At this point first a correction: No, Unilever explicitly does not join the "Stop Hate for Profit" campaign, like e.g. its ice cream brand "Ben & Jerry's". Anyone who reads the surprisingly infrequently linked rationale (here's the blogpost : must drop this framing. There are not even indirect references to this or other campaigns in the text. Nor are there any direct or indirect references to "racism," "sexism," or any of the other "-isms" that are self-evidently rejected once named. If you search, you will also not find any references in the statement to expressions of opinion or content that are condemned or rejected.

Instead, one finds references to Unilever's own accountability, its own set of rules, and its own actions in a "culturally complex landscape." Here, someone is taking a look at his own nose. Good thing!

Unilever's rationale is titled: "Supporting a responsible digital ecosystem in these polarized times." Unilever writes that it has always led the way in improving the "digital supply chain" (meaning the available ad inventory), be it "viewability, measurement, ad fraud or brand safety". But now, in a "polarized atmosphere," it's time to hold the platforms accountable for social responsibility.

He said there is "a lot more work to be done, especially on divisiveness and hate speech during the polarized time of the election campaign."

Divisiveness through news feeds

Divisiveness - what an apt word. Remarkably, Unilever does not blame any particular actors or opinions for the disintegration and divisiveness of society, but rather a technical structure, a particular media platform: "social media newsfeeds".

Newsfeeds are the only opponent Unilever mentions by name in its statement. And newsfeeds on Facebook, Insta and Twitter are henceforth, until "at least the end of the year," no longer to be financed by Unilever advertising money. That's because ads on polarizing platforms like Twitter would "not create value for people and society."
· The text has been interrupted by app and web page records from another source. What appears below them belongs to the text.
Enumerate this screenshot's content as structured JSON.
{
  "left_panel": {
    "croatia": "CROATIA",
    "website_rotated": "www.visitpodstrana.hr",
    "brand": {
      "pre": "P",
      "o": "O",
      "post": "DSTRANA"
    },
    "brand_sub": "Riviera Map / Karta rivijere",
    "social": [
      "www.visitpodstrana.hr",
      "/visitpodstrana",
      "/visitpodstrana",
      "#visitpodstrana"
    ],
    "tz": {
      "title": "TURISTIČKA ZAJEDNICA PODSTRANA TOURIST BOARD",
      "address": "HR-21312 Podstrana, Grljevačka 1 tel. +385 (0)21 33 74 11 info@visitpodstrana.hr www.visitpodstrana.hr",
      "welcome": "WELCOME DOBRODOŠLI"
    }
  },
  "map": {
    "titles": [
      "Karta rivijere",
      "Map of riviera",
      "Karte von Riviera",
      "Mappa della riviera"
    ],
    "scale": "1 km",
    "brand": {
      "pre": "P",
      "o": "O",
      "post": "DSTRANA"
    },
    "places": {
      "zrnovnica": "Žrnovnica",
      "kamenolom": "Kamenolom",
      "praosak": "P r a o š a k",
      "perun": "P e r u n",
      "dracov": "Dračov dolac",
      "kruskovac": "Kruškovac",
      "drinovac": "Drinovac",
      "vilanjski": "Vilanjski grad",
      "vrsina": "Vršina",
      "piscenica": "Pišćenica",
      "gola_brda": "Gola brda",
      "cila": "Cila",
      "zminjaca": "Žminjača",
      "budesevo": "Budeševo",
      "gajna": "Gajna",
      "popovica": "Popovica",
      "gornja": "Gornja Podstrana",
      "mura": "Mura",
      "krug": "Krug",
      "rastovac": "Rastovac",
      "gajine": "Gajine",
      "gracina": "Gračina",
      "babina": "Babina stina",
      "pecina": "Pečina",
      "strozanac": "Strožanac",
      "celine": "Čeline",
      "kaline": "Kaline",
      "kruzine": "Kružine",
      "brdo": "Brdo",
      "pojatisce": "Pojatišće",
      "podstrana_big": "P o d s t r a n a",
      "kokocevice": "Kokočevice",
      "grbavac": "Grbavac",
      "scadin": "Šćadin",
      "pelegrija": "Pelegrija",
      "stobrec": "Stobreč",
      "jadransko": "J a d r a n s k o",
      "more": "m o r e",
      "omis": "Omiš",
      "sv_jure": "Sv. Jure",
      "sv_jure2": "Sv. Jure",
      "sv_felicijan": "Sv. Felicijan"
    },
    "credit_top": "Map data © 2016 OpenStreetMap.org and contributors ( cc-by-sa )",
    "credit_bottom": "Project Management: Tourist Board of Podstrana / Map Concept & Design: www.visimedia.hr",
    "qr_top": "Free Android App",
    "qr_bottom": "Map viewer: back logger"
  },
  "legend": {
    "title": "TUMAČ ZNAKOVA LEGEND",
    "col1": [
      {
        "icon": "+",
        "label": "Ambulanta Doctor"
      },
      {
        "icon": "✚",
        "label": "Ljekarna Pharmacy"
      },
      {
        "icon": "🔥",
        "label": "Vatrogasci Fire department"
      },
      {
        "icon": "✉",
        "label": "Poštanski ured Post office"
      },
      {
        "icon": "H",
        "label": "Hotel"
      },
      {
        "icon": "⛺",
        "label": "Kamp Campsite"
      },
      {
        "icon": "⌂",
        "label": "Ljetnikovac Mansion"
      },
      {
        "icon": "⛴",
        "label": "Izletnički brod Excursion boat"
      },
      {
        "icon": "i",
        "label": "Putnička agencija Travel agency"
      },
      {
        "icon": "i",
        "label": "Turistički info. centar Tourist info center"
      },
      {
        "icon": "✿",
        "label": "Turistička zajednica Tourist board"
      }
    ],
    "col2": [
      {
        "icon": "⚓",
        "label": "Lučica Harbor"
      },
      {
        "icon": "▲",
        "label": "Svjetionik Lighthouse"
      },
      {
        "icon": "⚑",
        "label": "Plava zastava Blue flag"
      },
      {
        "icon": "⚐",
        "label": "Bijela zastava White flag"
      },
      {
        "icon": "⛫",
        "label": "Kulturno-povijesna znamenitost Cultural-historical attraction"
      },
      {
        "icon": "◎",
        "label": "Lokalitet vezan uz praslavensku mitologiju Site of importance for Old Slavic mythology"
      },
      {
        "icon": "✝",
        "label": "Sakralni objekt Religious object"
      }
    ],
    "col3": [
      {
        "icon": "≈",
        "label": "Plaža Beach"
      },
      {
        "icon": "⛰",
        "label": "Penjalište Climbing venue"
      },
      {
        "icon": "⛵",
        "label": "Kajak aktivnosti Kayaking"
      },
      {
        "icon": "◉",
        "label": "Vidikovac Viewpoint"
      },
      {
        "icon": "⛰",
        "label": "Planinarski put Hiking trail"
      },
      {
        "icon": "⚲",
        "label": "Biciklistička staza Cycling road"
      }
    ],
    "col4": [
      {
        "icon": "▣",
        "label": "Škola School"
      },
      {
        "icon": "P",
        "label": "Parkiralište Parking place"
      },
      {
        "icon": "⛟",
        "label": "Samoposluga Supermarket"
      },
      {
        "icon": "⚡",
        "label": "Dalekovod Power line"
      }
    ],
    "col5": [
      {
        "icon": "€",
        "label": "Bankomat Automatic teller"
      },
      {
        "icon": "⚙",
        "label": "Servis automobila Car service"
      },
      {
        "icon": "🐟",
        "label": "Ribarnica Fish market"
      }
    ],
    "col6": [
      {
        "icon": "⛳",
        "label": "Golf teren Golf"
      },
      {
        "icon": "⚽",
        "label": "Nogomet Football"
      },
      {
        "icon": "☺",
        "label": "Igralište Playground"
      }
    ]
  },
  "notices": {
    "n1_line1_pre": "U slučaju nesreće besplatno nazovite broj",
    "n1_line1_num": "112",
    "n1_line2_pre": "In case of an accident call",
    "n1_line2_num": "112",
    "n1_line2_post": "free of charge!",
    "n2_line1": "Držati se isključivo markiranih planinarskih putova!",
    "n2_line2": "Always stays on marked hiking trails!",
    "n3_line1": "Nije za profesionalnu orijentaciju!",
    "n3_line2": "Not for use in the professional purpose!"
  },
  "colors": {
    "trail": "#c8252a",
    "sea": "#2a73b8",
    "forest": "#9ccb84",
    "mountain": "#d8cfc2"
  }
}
"No value for people and society" - with this criticism not only the others, the "bad guys" (Nazis etc) are meant, who "abuse" a platform. Meant are also the "good guys". Because they are on the same platform as their opponents. And they behave structurally just like their opponents. The polarizing platform mechanisms do not allow anything else.

How newsfeeds work

You know each other, network and confirm each other; you share friends content and opinions; you constantly confirm each other, solidarity patting on the shoulder and "engaged" for everything possible, but not for dissenters and deviants; you form identity in small groups; you constantly draw attention to the "hate" of others; you close the ranks and feel in the fight behaves; you behave exactly as if you were threatened from the outside. And then some start to look for the threat out there... enmity.

Polarization has technical reasons

It is the mode of operation that turns "social" into hate machines, not the content. Those who book advertising in newsfeed media finance the transporting, grouping and favoring of information through technically inscribed pre-judgments (algorithmic rules before content distribution). These rules are not based on diversity and plurality, but on "engagement" and similar user characteristics (profiles, graphs). The result is total conformity, each quite different, in atomized, disconnected micro-groups that never meet again. Thus, disagreement first gets out of practice, then it is unlearned, finally all dissent is simply "outrageous."

Has anyone ever seen a clearer confirmation of McLuhan's dictum that "the medium is the message"? Newsfeeds pretend to be "social," but with their mechanisms they sow a discord that is almost pandemic, completely independent of the content.


  1. A society that wants freedom needs diversity and media that do not polarize.
  2. It is about the destructive mechanisms of newsfeeds and not about unpopular content
  3. Stopping advertising funding for these mechanisms paid for exclusively by advertisers is exactly the right thing to do
  4. In this country, too, advertisers should stop financing what is harmful to our society.
  5. Thank you, Unilever. And hello OWM: #NoMoneyForPolarization.